In addition to directing great films, there have also been several “Guillermo del Toro Presents” films that have been successful. These are typically films in which he has been involved as a producer, and this label has begun to be a good advertisement for the type of film to expect, since they do a great job of representing the dark fantastical and horrific that del Toro uses in his own work. The most recent of these was Mama, which twisted the lengths to which a mother would go to “care” for her children. Before that there was Don’t Be Afraid of the Darkwhich provided me with some very good reasons to be afraid of the dark and avoid exploring small, enclosed spaces. This is a movie that shows in detail how all of the bad fairy tales can definitely come true and that the fairy creatures might not really be so nice and beautiful as we have previously been led to believe.

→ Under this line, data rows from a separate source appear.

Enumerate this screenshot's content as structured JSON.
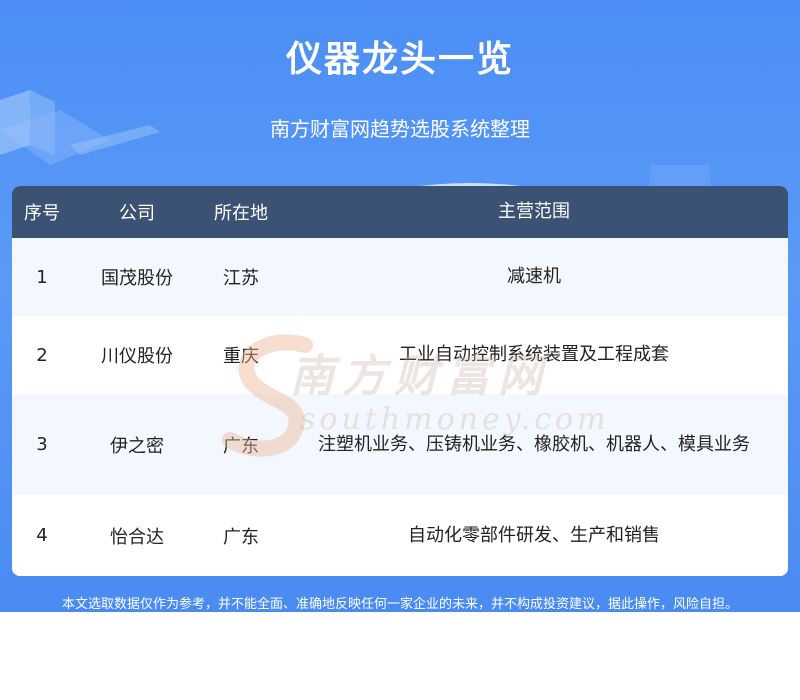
{
  "header": {
    "title": "仪器龙头一览",
    "subtitle": "南方财富网趋势选股系统整理"
  },
  "table": {
    "columns": [
      "序号",
      "公司",
      "所在地",
      "主营范围"
    ],
    "rows": [
      {
        "no": "1",
        "company": "国茂股份",
        "location": "江苏",
        "business": "减速机"
      },
      {
        "no": "2",
        "company": "川仪股份",
        "location": "重庆",
        "business": "工业自动控制系统装置及工程成套"
      },
      {
        "no": "3",
        "company": "伊之密",
        "location": "广东",
        "business": "注塑机业务、压铸机业务、橡胶机、机器人、模具业务"
      },
      {
        "no": "4",
        "company": "怡合达",
        "location": "广东",
        "business": "自动化零部件研发、生产和销售"
      }
    ]
  },
  "watermark": {
    "cn": "南方财富网",
    "en": "southmoney.com"
  },
  "footer": {
    "disclaimer": "本文选取数据仅作为参考，并不能全面、准确地反映任何一家企业的未来，并不构成投资建议，据此操作，风险自担。"
  },
  "colors": {
    "banner": "#4b8ef5",
    "table_header": "#3b5275",
    "row_alt": "#f3f7fe"
  }
}
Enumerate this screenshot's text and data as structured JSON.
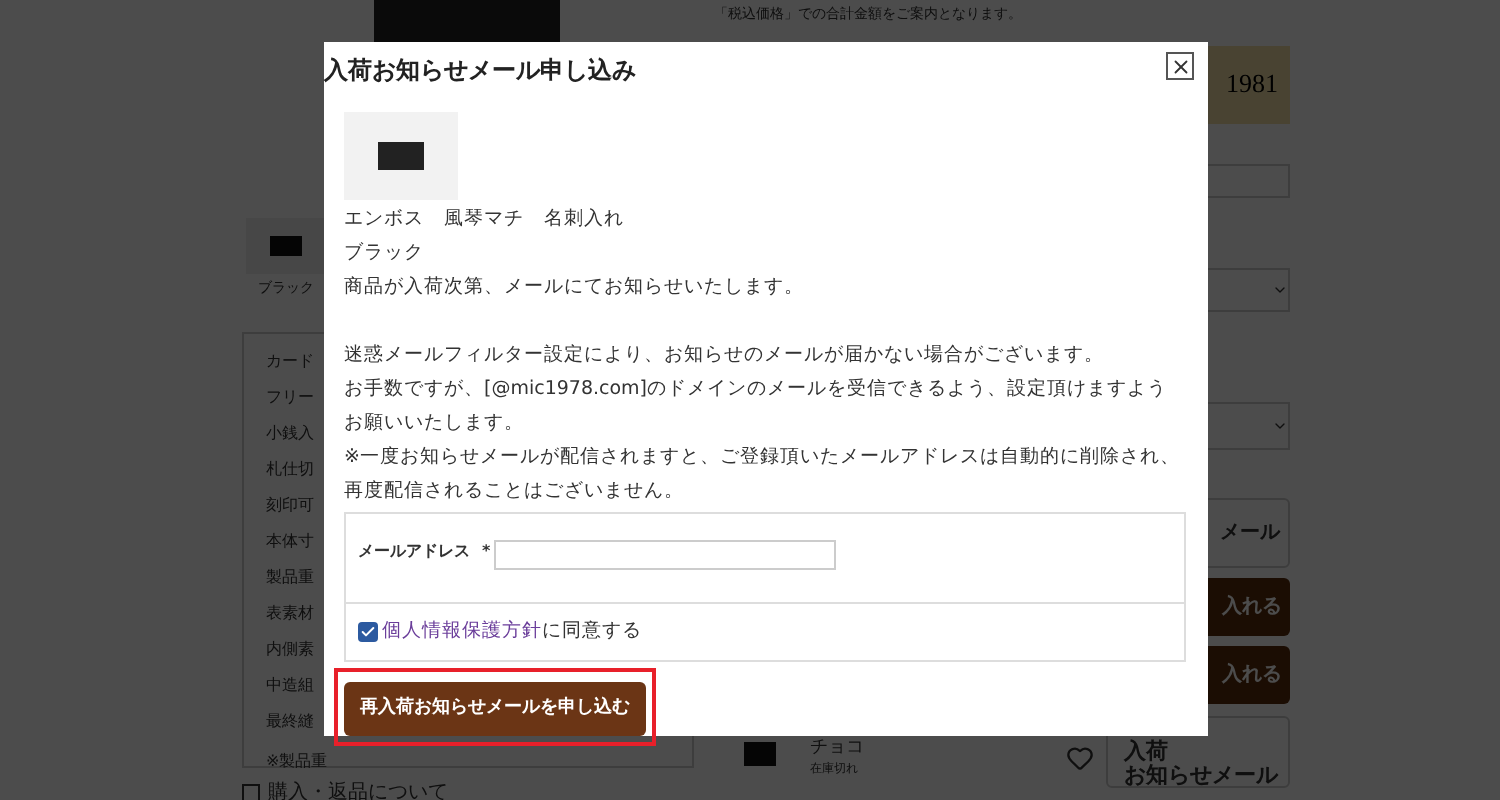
{
  "page": {
    "price_note": "「税込価格」での合計金額をご案内となります。",
    "brand_badge": "1981",
    "swatch_label": "ブラック",
    "spec_items": [
      "カード",
      "フリー",
      "小銭入",
      "札仕切",
      "刻印可",
      "本体寸",
      "製品重",
      "表素材",
      "内側素",
      "中造組",
      "最終縫"
    ],
    "spec_note": "※製品重",
    "footer_link": "購入・返品について",
    "side_buttons": [
      {
        "kind": "outline",
        "label": "メール"
      },
      {
        "kind": "filled",
        "label": "入れる"
      },
      {
        "kind": "filled",
        "label": "入れる"
      }
    ],
    "variant": {
      "name": "チョコ",
      "stock": "在庫切れ",
      "favorite": false,
      "button_lines": [
        "入荷",
        "お知らせメール"
      ]
    }
  },
  "modal": {
    "title": "入荷お知らせメール申し込み",
    "product_name": "エンボス　風琴マチ　名刺入れ",
    "product_color": "ブラック",
    "message": "商品が入荷次第、メールにてお知らせいたします。",
    "notices": [
      "迷惑メールフィルター設定により、お知らせのメールが届かない場合がございます。",
      "お手数ですが、[@mic1978.com]のドメインのメールを受信できるよう、設定頂けますようお願いいたします。",
      "※一度お知らせメールが配信されますと、ご登録頂いたメールアドレスは自動的に削除され、再度配信されることはございません。"
    ],
    "email": {
      "label": "メールアドレス",
      "required_mark": "*"
    },
    "consent": {
      "checked": true,
      "link": "個人情報保護方針",
      "text": "に同意する"
    },
    "submit": {
      "label": "再入荷お知らせメールを申し込む",
      "highlighted": true
    }
  }
}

Additionally, it is proven (once again!) that a cheaply obtained decrepit mansion is to be avoided at all costs.

But, before either of these, was yet another foreign language film that I haven’t heard many people talk about called The Orphanage. I think this is possibly one of the most haunting films Image from The Orphanagethat I have ever seen in my life. I own the film and have not been encouraged to rewatch it — the memories are enough. The plot focuses on a couple and their young son who have purchased a large house (yep, creepy large house at a bargain!) near the ocean. They intend to use the house as an orphanage for disabled children. However, on opening day, a child with a strange baglike mask over its face appears, disrupting the opening celebration and terrorizing the mother. Subsequently, her young son goes missing. The way that the story plays out is unexpected to say the least. Seriously, I think this one scarred me a little! (However, I would still definitely recommend it!)

So, with my love of del Toro and del Toro Presents films, I was excited to find the trilogy of Cover of The Strainbooks written by Guillermo del Toro and Chuck Hogan. The Strain takes the pandemic and vampire apocalypse tales and adds a twist. Vampires have have arrived, taken over, and begun capturing humans and creating farms to ensure that they have enough blood to feed themselves. These books focus on how this depressing state of events starts, progresses (The Fall), and then comes to an end (The Night Eternal). These books are dark, like the vampire version of The Walking Dead. Humans have been reduced to a bare minimum of survivors and are resorting to eating cat food and, gulp, rats. These vampires definitely don’t “sparkle” and they are not busy becoming rock stars, they are organized and focused on taking over the world and completely enslaving the human race. We see a rag-tag team of heroes try to take on these monsters, and there is plenty of violence, blood, and gore. I definitely liked these books, but there was none of the redeeming beauty, dark as it may be, that we see in del Toro’s films. There is a blanket of hopelessness that covers these stories, and they were not a trilogy that I could have read quickly, one right after the other. So … great horror! It looks like there are plans for a TV mini-series in the works, so we may see The Strain on the screen soon. I highly recommend checking out the books first, though.

Also, don’t miss del Toro’s take on The Simpsons Treehouse of Horror couch gag!